We could all agree that Kimetto is a little over four times faster or better at running than an average person who simply walks the marathon. Kimetto undoubtedly deserves to be the world record-holder. But in no way is Kimetto 63,636 times faster or more talented than the average person walking a marathon. So something is seriously askew when we look at these ratios of inequality — and I believe it is the task of critical political economy to challenge what I call “the superman theory of wealth accumulation,” or the radical anti-social belief that wealth is earned solely on the basis of individual knowledge, talents and skills. Since this type of thinking is engrained in much of Anglo-American culture, I believe that that the 99 percent has its work cut out for it in popularizing the idea that all wealth is social and can only ever be social. Only once we realize this can we start to think about how wealth might be distributed in a democratic and free society.

The Money System

But another factor — often overlooked — also contributes to the growing disparity between the 1 percent and everyone else: the way in which new money enters our economies. This is not the place for a lengthy exegesis on money mechanics, but suffice to say that it is now well established that banks create new money when they issue loans at interest.

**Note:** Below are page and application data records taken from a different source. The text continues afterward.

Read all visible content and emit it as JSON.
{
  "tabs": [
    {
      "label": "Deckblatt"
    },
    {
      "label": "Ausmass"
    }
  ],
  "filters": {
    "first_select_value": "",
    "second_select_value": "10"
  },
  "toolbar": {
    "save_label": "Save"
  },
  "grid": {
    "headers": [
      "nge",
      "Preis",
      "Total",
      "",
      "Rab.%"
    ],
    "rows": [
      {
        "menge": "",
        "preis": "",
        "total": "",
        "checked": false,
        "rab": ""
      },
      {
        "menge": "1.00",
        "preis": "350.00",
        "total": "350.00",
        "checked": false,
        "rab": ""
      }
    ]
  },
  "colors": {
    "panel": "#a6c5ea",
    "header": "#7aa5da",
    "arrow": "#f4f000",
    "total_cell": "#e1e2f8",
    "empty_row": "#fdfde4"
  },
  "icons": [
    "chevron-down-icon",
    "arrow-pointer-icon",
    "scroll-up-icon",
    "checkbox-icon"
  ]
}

Since most banks lend against income streams, accumulated wealth or collateral, the already wealthy are at a massive advantage when it comes to taking out new loans. This money can be used to capitalize additional income-generating assets, exacerbating pre-existing inequalities. For example, it is stated that the leading hedge-fund managers can leverage their capital by a multiple of 10. In other words, $1 billion can become $10 billion to speculate with. Inequality is exacerbated precisely because those with no assets, little assets or average incomes cannot get access to the similar amounts of money and credit. So there is an advantage for the 1 percent built into the modern money system and a systematic disadvantage for the part of the 99 percent who have little or no access to credit.

This disparity will likely continue because it is structural or systematic and the political opposition is largely fragmented. Unless people organize and push for structural change, particularly on how we produce new money as debt in the economy, change will continue to happen, but only at the margins. The worst-case scenario is that we continue on our current path, destroy the environment for future generations in the process and through the practices of differential accumulation, experience an even greater gap between the 1 percent and the rest of us. There are waves of hope that this scenario can be avoided — but at the moment, they are just waves, not the tidal force we need.